- _Material supplied_
++++++++

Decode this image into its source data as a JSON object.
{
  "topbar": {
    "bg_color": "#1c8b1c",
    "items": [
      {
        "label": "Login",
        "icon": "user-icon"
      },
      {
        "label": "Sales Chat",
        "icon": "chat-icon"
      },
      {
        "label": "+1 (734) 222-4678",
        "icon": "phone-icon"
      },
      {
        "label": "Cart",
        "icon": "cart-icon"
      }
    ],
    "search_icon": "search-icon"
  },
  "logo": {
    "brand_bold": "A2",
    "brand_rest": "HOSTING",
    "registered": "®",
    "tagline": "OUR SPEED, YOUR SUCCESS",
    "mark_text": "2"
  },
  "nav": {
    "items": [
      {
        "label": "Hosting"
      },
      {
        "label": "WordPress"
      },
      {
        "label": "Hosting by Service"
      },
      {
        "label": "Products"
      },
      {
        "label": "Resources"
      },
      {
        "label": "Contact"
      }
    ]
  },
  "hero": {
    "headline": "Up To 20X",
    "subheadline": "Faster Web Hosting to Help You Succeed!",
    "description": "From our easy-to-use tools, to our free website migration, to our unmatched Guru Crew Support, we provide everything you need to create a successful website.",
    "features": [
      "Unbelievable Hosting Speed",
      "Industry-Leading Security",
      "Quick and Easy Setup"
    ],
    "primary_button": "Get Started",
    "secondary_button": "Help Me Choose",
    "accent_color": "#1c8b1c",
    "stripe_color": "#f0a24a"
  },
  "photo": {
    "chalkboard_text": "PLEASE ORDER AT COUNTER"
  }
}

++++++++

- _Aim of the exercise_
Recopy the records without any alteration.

- _Task answer_
Decode this image into its source data as a JSON object.
{
  "topbar": {
    "bg_color": "#1c8b1c",
    "items": [
      {
        "label": "Login",
        "icon": "user-icon"
      },
      {
        "label": "Sales Chat",
        "icon": "chat-icon"
      },
      {
        "label": "+1 (734) 222-4678",
        "icon": "phone-icon"
      },
      {
        "label": "Cart",
        "icon": "cart-icon"
      }
    ],
    "search_icon": "search-icon"
  },
  "logo": {
    "brand_bold": "A2",
    "brand_rest": "HOSTING",
    "registered": "®",
    "tagline": "OUR SPEED, YOUR SUCCESS",
    "mark_text": "2"
  },
  "nav": {
    "items": [
      {
        "label": "Hosting"
      },
      {
        "label": "WordPress"
      },
      {
        "label": "Hosting by Service"
      },
      {
        "label": "Products"
      },
      {
        "label": "Resources"
      },
      {
        "label": "Contact"
      }
    ]
  },
  "hero": {
    "headline": "Up To 20X",
    "subheadline": "Faster Web Hosting to Help You Succeed!",
    "description": "From our easy-to-use tools, to our free website migration, to our unmatched Guru Crew Support, we provide everything you need to create a successful website.",
    "features": [
      "Unbelievable Hosting Speed",
      "Industry-Leading Security",
      "Quick and Easy Setup"
    ],
    "primary_button": "Get Started",
    "secondary_button": "Help Me Choose",
    "accent_color": "#1c8b1c",
    "stripe_color": "#f0a24a"
  },
  "photo": {
    "chalkboard_text": "PLEASE ORDER AT COUNTER"
  }
}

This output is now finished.